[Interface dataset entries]

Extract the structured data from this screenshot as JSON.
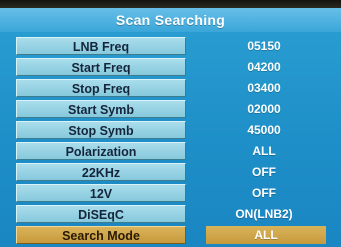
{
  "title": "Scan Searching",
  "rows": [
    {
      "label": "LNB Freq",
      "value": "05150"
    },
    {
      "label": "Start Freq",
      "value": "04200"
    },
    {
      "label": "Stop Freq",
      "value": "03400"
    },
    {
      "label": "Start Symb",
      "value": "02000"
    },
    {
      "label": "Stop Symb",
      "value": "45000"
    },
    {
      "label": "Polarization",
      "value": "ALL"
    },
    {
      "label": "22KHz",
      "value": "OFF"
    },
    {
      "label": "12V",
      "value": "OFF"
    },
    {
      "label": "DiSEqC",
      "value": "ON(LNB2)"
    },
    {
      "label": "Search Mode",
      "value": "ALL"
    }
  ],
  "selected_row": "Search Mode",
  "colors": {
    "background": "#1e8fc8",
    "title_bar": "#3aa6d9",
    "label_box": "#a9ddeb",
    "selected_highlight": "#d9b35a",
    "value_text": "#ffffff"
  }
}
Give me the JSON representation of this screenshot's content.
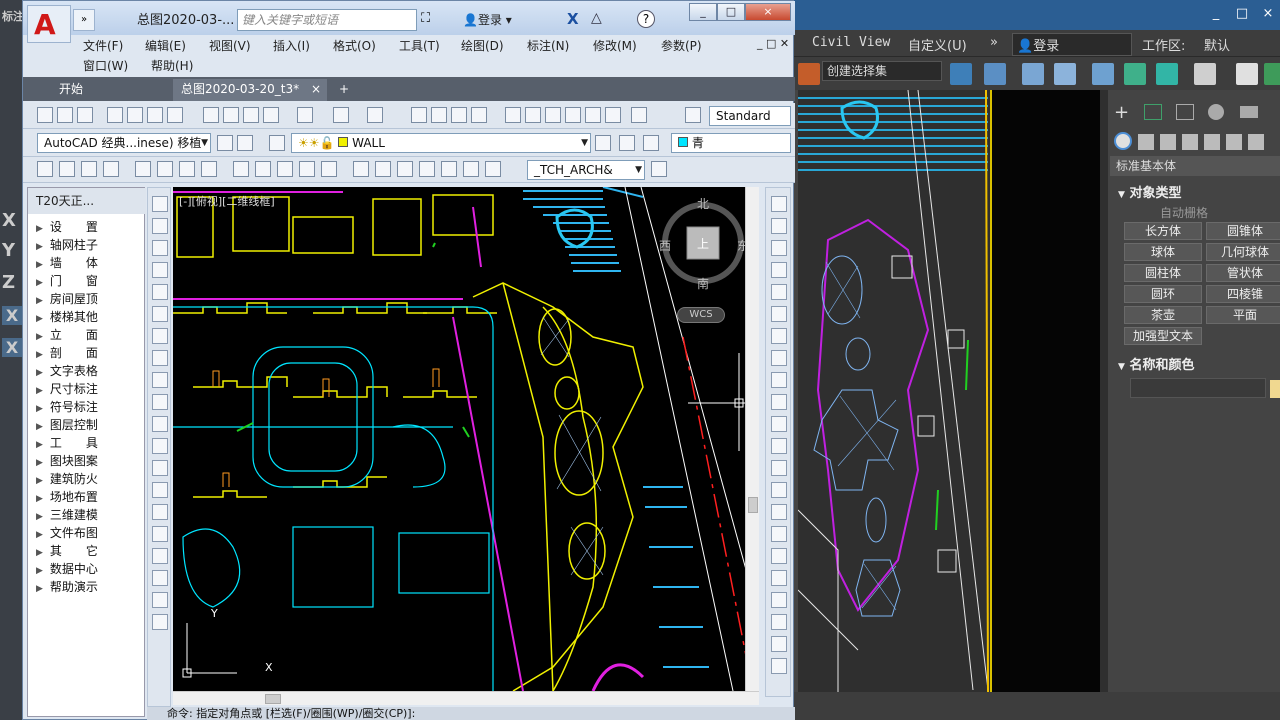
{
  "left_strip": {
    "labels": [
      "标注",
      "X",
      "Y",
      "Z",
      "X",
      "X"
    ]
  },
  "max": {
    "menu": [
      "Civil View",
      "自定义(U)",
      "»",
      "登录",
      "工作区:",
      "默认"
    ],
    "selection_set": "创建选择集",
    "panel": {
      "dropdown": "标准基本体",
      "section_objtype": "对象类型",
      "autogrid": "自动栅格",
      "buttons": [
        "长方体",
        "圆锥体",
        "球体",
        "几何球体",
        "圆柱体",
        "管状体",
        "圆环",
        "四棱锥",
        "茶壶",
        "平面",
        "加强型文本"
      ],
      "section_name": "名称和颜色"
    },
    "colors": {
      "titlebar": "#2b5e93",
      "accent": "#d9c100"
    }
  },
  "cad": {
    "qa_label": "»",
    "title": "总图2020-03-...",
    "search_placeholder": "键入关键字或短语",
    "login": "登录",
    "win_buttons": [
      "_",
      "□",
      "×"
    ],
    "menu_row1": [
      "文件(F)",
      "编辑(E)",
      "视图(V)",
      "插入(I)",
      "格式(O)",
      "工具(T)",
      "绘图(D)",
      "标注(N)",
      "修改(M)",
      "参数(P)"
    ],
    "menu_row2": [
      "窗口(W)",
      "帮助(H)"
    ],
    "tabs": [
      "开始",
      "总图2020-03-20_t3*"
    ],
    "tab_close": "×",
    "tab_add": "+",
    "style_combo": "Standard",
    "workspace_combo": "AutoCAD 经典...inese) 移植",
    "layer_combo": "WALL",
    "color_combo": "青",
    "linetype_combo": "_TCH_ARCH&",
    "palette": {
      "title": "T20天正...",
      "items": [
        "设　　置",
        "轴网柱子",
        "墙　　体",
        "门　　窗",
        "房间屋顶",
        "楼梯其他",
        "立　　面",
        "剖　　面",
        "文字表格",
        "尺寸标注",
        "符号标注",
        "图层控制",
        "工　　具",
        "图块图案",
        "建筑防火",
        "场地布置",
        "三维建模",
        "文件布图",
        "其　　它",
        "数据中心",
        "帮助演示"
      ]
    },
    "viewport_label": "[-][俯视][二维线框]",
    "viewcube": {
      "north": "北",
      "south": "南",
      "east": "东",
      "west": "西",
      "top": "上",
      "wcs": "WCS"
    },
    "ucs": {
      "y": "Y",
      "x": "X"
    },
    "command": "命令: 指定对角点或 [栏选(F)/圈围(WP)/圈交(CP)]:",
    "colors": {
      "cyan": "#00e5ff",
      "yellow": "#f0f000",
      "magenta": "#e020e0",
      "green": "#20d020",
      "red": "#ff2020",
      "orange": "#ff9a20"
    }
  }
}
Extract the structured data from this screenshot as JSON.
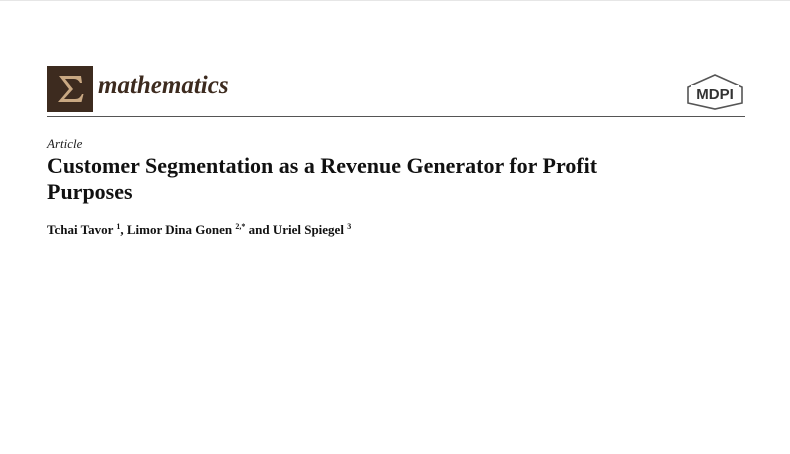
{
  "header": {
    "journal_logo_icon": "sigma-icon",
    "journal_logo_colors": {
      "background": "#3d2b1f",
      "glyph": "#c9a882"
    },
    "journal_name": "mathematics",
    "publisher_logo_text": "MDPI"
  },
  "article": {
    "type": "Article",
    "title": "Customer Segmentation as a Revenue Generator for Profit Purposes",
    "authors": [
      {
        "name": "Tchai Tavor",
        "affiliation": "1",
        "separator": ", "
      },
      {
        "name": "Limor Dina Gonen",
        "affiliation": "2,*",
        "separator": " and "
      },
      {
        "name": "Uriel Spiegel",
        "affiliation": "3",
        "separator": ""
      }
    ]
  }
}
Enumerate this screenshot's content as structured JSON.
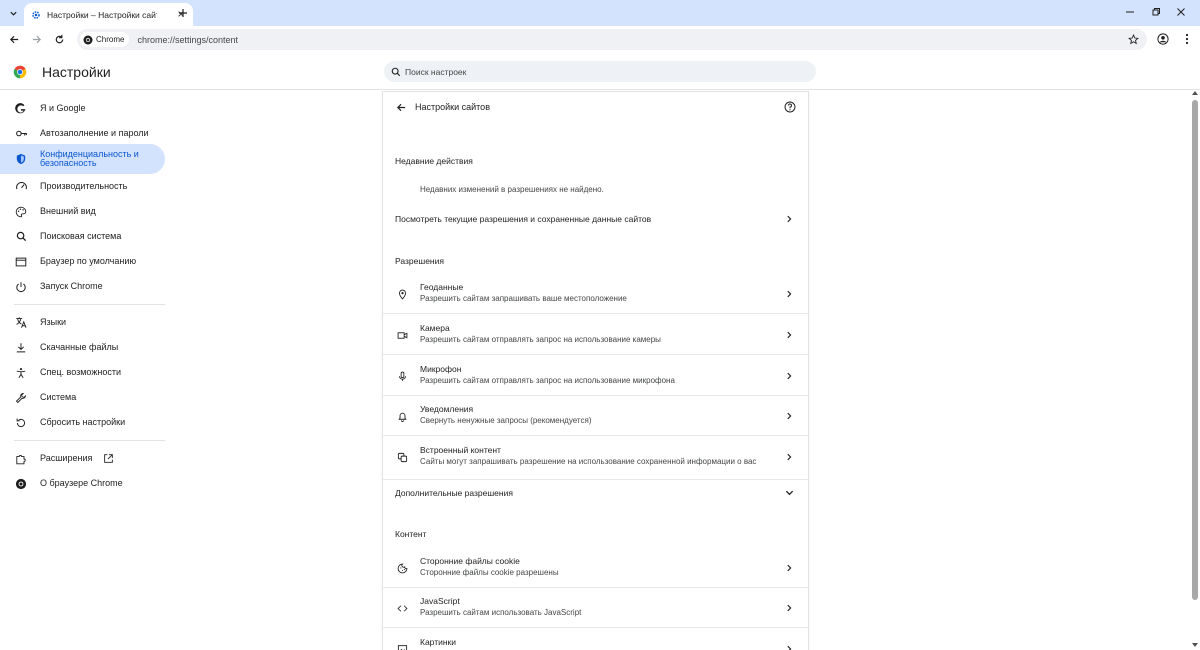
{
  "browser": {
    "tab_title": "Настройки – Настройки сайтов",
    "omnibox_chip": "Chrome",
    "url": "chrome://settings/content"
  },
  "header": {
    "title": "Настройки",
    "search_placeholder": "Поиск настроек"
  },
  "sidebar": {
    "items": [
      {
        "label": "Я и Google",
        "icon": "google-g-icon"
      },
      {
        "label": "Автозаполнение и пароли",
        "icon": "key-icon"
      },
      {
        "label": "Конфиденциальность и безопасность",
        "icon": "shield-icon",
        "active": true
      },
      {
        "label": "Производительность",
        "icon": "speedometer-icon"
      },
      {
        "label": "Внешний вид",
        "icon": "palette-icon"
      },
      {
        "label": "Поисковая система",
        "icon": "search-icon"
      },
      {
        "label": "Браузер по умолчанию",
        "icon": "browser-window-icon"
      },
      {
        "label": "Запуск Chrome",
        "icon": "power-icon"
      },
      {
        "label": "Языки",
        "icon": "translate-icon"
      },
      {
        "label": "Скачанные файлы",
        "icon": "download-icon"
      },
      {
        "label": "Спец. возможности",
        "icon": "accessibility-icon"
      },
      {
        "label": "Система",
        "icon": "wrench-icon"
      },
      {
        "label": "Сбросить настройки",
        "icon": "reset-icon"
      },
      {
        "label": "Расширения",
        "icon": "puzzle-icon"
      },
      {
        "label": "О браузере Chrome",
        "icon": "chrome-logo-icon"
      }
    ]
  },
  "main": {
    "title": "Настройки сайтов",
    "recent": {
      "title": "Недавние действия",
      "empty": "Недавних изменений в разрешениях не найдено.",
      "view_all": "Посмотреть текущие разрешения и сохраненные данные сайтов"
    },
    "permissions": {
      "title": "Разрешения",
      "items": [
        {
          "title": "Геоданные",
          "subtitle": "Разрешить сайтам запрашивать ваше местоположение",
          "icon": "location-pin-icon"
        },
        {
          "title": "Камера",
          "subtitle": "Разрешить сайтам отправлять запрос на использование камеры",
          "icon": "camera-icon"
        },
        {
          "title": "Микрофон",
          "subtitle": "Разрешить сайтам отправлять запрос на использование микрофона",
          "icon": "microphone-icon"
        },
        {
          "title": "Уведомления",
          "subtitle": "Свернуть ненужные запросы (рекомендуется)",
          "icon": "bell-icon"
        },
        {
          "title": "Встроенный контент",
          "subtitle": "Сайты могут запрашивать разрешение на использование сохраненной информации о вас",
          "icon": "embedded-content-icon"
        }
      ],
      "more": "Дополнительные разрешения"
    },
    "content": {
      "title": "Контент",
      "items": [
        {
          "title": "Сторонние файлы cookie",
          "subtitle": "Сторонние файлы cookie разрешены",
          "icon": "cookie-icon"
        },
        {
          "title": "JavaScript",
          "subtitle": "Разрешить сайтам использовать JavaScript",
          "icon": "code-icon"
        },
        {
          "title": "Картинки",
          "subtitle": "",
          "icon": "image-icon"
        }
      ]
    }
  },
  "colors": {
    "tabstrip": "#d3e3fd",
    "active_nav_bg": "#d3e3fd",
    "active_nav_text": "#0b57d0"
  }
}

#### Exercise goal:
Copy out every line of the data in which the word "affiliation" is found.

#### Result:
        "affiliation": "1",
        "affiliation": "2,*",
        "affiliation": "3",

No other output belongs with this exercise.